Hearings continue for Detroit recovery plan

Credit user: {megan} / Flickr

The newly-formed state House committee on Detroit's recovery and Michigan's future continued its hearings today.

At stake is exactly what the state's role should be in helping Detroit out of bankruptcy, and whether the state will kick in $195 million to the "grand bargain" to shore up pensions and protect the city's art collection. 

Detroit News business columnist Daniel Howes, joined us. 

*Listen to the full interview above. 

7:20 pm
Thu May 15, 2014

Rouge Rescue seeks volunteers for annual river cleanup

An aerial photo of the River Rouge.
Credit Library of Congress

If you ever want proof that individual actions can make a big difference in our environment, look no further than the Rouge Rescue – the yearly cleanup organized by the Friends of the Rouge River

Since 1986, the volunteers of Friends of the Rouge River have been working to protect and improve the river. Right now they're in the midst of the annual Rouge Rescue, and looking for willing helping hands. 

Cyndi Ross, the program manager of Friends of the Rouge River, joined us. 

*Listen to the full interview above. 

Politics & Culture
9:45 pm
Wed May 14, 2014

Stateside for Wednesday, May 14, 2014

A power company wants to bury low- and intermediate-level radioactive waste less than a mile away from Lake Huron in Kincardine, Ontario.

Now a scientist who once worked for the nuclear waste facility is speaking out. He says some of the materials that would be stored underground are hundreds of times more radioactive than what was told to governmental officials. What do these new findings mean for the Kincardine project and the Great Lakes?

Then vintage trailer fans from around the country are heading to Camp Dearborn this weekend for the Tin Can Tourists' Annual Gathering. We talk travel trailers with them later in the show.

But first, we check in on Congressman John Conyers. He turns 85 this Friday, and the ballot snafu is likely not the birthday gift that Congressman Conyers would have wished for.

He’ll be filing an appeal with the state after yesterday's announcement by Wayne County Clerk Cathy Garrett that he did not have enough valid signatures on his nominating petitions to be on the August primary ballot.

Garrett says only 592 of the necessary 1,000 signatures are valid. Many signatures were disqualified because the people collecting the signatures were not registered voters. According to law, that voids the signatures they collected.

If his appeal to the state fails, Conyers is talking about mounting a write-in campaign for the primary.

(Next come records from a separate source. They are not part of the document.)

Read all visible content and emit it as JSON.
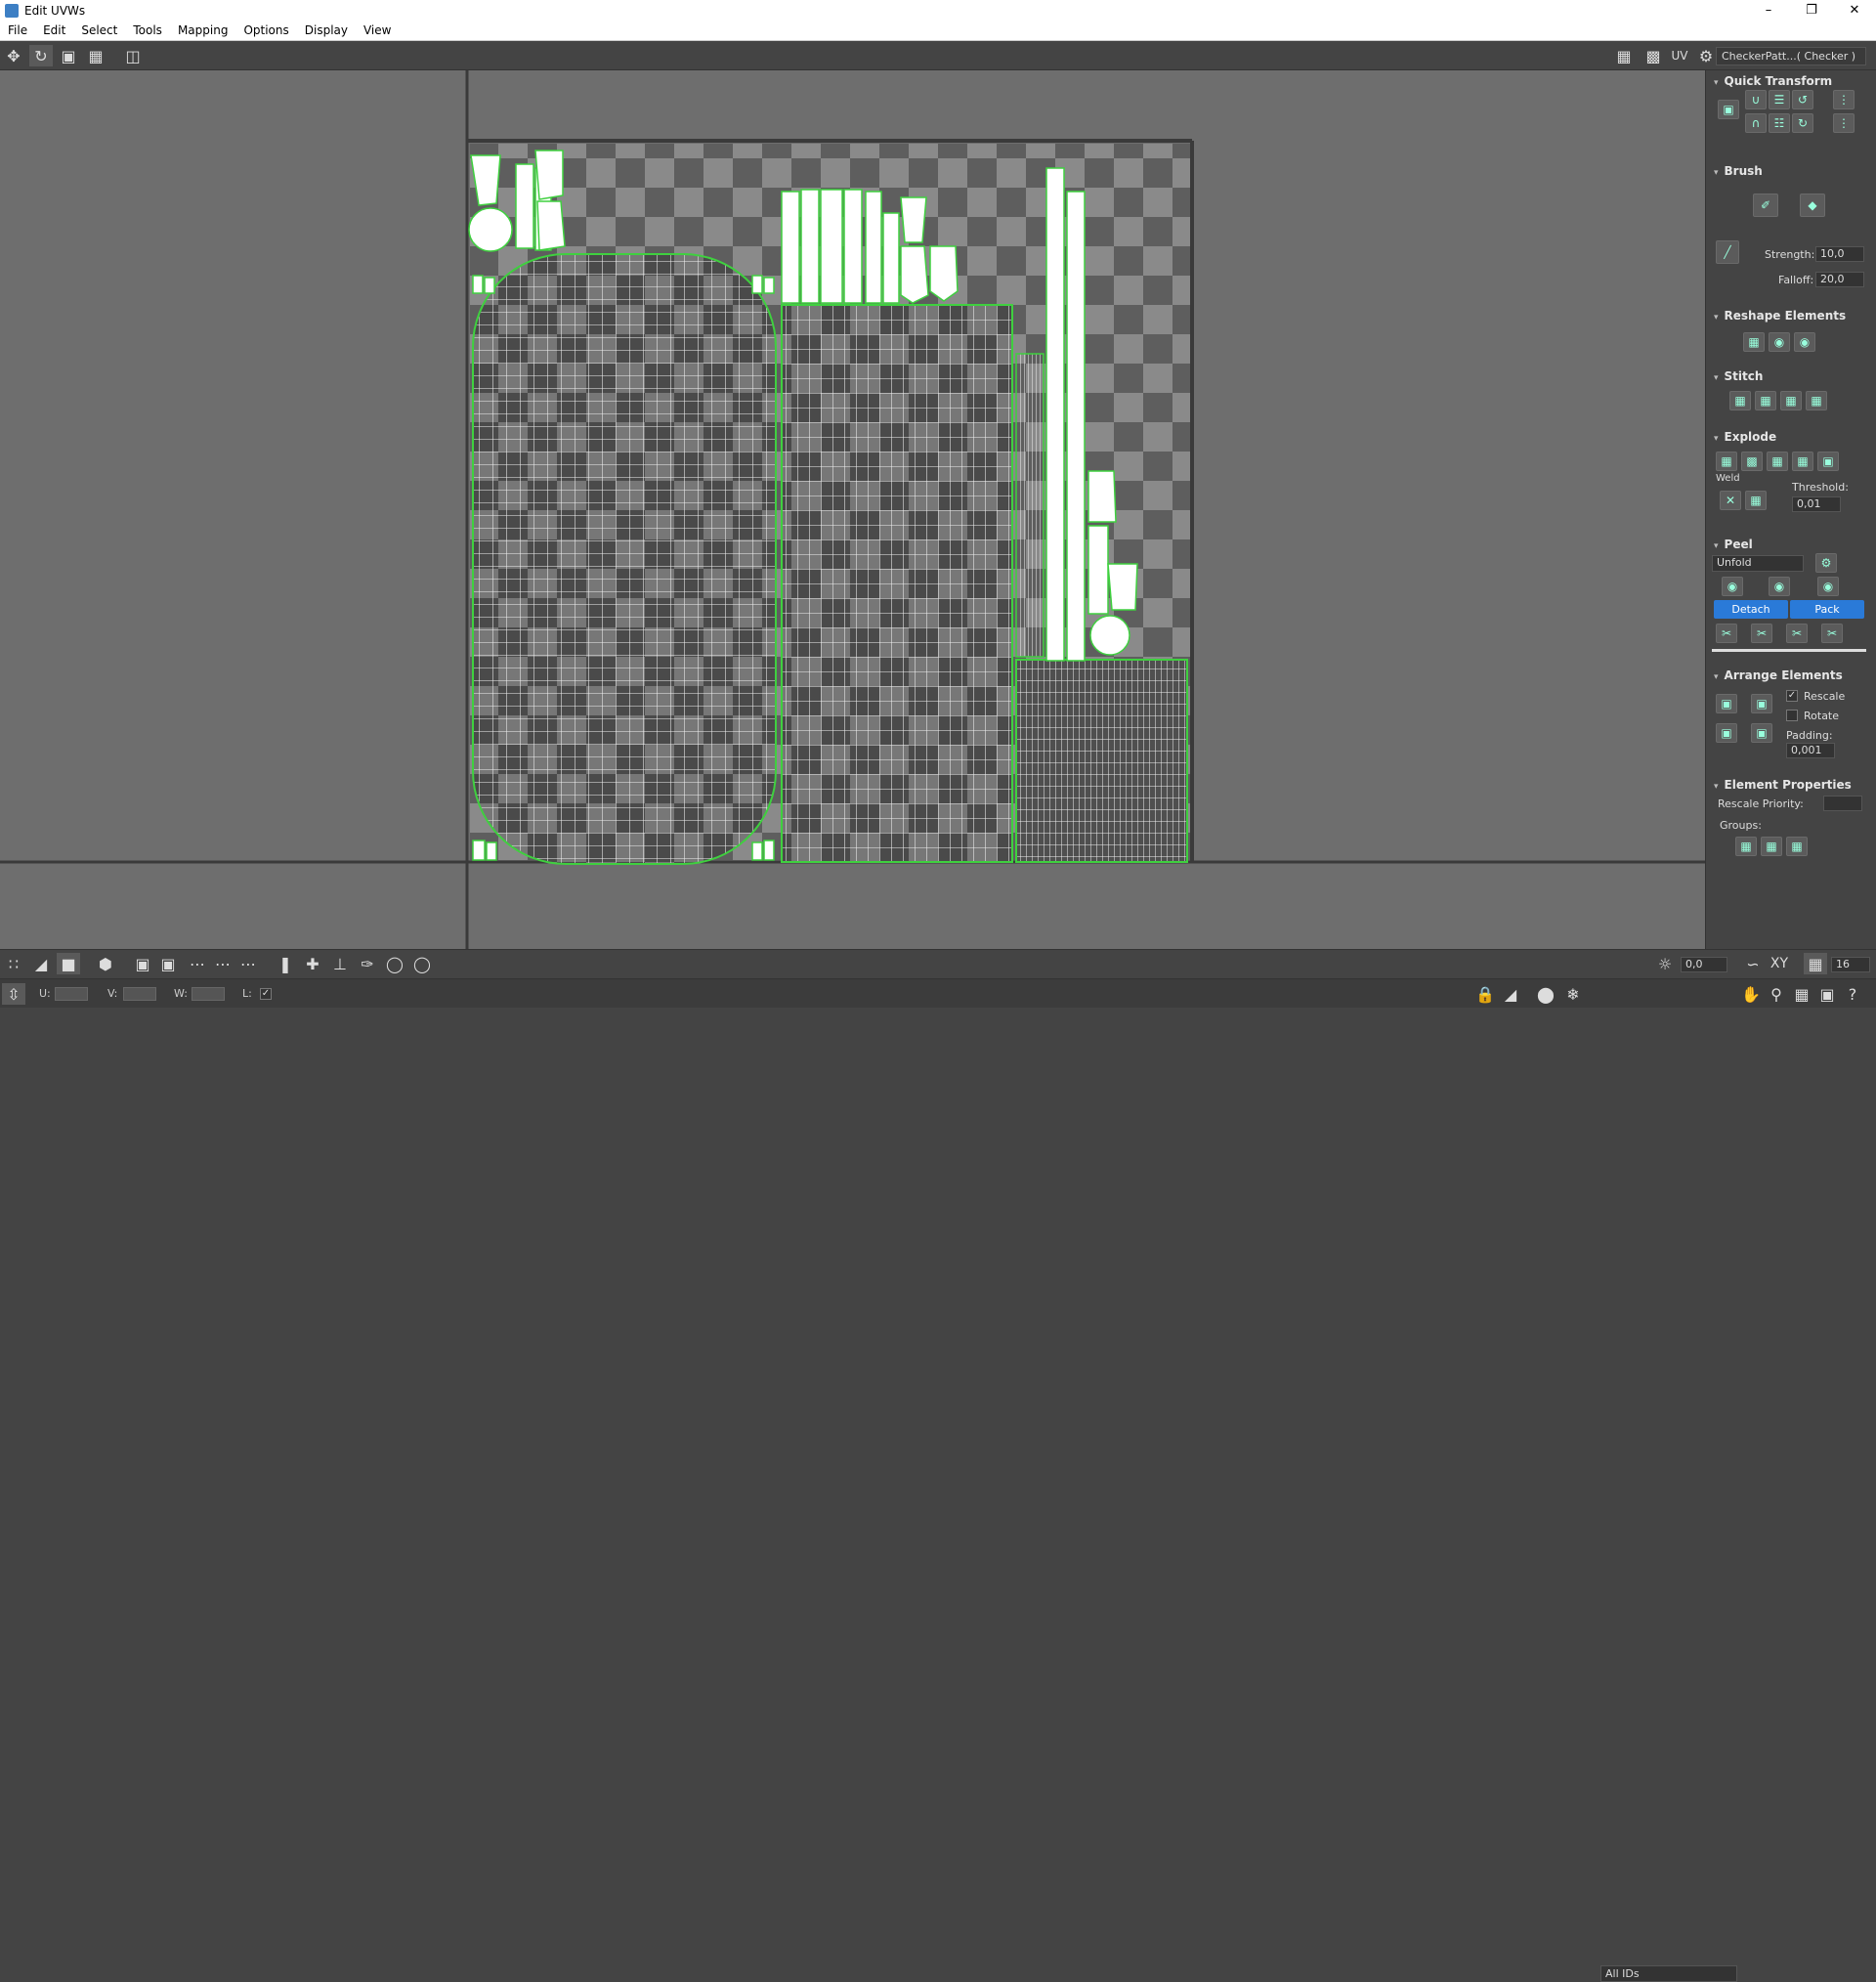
{
  "window": {
    "title": "Edit UVWs",
    "min": "–",
    "max": "❐",
    "close": "✕"
  },
  "menu": [
    "File",
    "Edit",
    "Select",
    "Tools",
    "Mapping",
    "Options",
    "Display",
    "View"
  ],
  "toolbar": {
    "uv_label": "UV",
    "texture_select": "CheckerPatt...( Checker )"
  },
  "panel": {
    "quick_transform": "Quick Transform",
    "brush": {
      "title": "Brush",
      "strength_label": "Strength:",
      "strength": "10,0",
      "falloff_label": "Falloff:",
      "falloff": "20,0"
    },
    "reshape": "Reshape Elements",
    "stitch": "Stitch",
    "explode": {
      "title": "Explode",
      "weld": "Weld",
      "threshold_label": "Threshold:",
      "threshold": "0,01"
    },
    "peel": {
      "title": "Peel",
      "mode": "Unfold",
      "detach": "Detach",
      "pack": "Pack"
    },
    "arrange": {
      "title": "Arrange Elements",
      "rescale": "Rescale",
      "rotate": "Rotate",
      "padding_label": "Padding:",
      "padding": "0,001"
    },
    "element_props": {
      "title": "Element Properties",
      "rescale_priority": "Rescale Priority:",
      "groups": "Groups:"
    }
  },
  "bottom": {
    "angle": "0,0",
    "xy": "XY",
    "grid": "16"
  },
  "status": {
    "u": "U:",
    "v": "V:",
    "w": "W:",
    "l": "L:",
    "ids": "All IDs"
  }
}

All of this has those who have watched John Conyers since he was first elected to Congress in 1964 thinking about his "epic journey" through the decades, and what an ending to a career this could be.

Michigan Radio's political commentator Jack Lessenberry joined us today to talk about this.

9:43 pm
Wed May 14, 2014

"Tin Can Tourists" hold 17th annual gathering in Michigan

A 1954 Spartan Royal Manor.
Credit Tin Can Tourists / Pinterest

They call themselves the Tin Can Tourists. They're folks who celebrate the travel trailer – the vintage travel trailers – the kind that grandma and grandpa might have used.

This weekend the Tin Can Tourists are holding their 17th annual gathering at Camp Dearborn in Milford.

Forrest Bone is the head of the Tin Can Tourists. And he told us today that his group actually dates back to 1919.

*Listen to our interview with above.